What the task requires
Count the lines in the material below that contain the word "бракосочетания" and give the number alone.

Source data
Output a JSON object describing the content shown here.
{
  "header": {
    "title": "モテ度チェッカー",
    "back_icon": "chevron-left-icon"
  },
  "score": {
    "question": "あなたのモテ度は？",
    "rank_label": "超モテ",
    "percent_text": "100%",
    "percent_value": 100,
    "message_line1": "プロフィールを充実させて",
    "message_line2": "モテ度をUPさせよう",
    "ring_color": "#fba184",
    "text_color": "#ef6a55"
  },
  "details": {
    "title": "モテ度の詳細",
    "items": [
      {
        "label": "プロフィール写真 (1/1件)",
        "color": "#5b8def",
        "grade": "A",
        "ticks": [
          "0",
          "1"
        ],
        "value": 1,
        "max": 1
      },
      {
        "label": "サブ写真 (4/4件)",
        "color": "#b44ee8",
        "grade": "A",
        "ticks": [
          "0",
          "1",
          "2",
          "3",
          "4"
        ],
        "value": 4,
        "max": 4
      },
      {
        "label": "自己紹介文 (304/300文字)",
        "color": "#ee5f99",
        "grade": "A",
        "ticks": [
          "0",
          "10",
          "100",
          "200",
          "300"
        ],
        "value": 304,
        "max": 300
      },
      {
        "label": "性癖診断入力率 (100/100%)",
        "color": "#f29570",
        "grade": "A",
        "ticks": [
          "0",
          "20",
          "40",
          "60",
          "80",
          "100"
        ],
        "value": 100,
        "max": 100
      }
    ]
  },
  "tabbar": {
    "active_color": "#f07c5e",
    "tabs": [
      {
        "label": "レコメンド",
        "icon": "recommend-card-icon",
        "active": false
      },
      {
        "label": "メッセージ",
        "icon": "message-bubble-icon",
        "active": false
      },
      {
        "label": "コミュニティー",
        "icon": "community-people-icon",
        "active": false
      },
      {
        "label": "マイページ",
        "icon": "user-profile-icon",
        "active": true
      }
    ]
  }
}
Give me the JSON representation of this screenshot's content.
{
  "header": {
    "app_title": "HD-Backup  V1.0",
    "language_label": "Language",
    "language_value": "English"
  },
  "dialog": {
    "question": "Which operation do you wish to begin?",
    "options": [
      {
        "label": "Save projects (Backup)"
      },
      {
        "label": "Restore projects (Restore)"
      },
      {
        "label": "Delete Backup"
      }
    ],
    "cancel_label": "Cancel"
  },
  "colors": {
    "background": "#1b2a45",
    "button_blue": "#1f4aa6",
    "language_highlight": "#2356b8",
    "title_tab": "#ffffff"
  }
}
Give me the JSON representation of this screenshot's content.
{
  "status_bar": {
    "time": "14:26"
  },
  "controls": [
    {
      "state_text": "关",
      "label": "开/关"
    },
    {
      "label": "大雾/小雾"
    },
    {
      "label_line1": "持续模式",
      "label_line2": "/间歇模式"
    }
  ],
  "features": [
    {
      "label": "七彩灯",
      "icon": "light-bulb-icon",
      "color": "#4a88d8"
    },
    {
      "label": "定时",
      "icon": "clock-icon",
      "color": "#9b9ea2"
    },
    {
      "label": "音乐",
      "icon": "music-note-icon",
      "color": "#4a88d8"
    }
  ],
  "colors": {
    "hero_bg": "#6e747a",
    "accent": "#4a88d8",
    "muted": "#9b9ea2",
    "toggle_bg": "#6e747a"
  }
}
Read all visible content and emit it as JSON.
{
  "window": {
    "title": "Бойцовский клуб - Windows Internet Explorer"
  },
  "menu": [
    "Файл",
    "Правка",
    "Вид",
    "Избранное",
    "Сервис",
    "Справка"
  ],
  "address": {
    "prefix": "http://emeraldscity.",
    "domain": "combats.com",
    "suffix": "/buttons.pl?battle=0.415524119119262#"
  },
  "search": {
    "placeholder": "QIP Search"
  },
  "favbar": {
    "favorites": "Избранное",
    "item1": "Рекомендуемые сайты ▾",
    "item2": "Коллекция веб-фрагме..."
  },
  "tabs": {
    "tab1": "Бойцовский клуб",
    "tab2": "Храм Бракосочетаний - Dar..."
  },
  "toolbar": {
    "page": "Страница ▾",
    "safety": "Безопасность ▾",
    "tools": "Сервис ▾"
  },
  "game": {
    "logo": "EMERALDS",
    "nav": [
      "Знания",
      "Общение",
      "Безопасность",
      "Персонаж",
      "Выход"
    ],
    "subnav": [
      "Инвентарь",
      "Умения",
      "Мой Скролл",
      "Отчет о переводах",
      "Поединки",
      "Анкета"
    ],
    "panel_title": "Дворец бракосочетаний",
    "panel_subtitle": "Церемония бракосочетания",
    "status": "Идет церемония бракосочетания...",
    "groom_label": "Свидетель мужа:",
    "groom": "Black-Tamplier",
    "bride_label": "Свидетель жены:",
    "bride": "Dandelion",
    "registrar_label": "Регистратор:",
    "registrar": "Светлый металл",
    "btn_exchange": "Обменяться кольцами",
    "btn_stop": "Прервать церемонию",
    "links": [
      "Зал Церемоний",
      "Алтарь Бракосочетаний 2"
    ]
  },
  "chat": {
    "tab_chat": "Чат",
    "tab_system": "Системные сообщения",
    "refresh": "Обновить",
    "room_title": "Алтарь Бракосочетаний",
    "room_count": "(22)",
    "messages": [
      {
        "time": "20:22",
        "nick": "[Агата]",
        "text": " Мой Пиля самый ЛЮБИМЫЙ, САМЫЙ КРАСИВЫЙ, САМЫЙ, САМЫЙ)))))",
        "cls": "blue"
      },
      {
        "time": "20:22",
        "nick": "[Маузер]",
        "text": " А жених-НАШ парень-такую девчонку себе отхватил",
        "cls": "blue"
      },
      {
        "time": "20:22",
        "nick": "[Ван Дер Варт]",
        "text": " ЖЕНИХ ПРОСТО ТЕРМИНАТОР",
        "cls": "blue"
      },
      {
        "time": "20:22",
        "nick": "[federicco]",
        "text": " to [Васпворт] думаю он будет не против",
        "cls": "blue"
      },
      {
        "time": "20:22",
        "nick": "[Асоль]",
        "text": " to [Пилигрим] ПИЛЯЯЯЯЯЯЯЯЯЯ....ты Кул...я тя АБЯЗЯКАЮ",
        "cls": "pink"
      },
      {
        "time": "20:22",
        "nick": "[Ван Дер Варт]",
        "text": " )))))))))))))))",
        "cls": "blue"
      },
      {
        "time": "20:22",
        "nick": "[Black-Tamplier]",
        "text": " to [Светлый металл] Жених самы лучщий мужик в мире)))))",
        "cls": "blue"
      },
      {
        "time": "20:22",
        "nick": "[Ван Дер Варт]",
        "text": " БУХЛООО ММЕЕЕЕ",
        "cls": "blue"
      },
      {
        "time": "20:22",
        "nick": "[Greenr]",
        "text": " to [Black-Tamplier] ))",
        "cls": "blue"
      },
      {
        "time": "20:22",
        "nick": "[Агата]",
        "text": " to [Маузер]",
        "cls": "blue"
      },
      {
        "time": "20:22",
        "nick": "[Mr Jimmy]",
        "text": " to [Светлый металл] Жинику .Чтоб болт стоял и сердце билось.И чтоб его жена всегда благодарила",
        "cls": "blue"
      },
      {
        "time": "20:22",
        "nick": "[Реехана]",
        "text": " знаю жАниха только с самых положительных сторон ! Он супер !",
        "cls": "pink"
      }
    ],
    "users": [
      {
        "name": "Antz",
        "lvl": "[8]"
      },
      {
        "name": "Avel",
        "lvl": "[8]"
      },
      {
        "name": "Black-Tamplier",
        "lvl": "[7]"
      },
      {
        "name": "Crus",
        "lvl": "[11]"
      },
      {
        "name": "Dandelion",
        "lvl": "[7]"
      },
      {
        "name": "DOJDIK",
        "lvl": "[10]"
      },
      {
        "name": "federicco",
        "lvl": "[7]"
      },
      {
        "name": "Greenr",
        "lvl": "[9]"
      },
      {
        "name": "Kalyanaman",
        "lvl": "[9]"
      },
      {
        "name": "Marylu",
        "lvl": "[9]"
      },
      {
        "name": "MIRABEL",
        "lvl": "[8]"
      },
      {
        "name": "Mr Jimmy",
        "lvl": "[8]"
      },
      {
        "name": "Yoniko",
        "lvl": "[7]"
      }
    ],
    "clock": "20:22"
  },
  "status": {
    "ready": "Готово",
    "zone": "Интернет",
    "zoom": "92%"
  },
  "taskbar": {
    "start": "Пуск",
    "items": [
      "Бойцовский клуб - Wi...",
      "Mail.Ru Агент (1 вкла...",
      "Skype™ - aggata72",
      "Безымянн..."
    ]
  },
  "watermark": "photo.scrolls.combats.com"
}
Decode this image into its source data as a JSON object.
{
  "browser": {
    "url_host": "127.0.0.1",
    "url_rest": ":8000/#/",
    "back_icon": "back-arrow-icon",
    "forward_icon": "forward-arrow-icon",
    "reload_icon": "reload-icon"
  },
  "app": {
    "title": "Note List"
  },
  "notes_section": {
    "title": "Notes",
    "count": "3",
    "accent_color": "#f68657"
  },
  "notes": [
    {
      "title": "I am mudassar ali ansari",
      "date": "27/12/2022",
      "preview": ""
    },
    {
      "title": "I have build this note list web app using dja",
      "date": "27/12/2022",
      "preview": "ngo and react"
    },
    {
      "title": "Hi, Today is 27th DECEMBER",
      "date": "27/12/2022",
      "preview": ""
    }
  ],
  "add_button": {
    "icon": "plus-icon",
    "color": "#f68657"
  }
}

Result of this exercise
2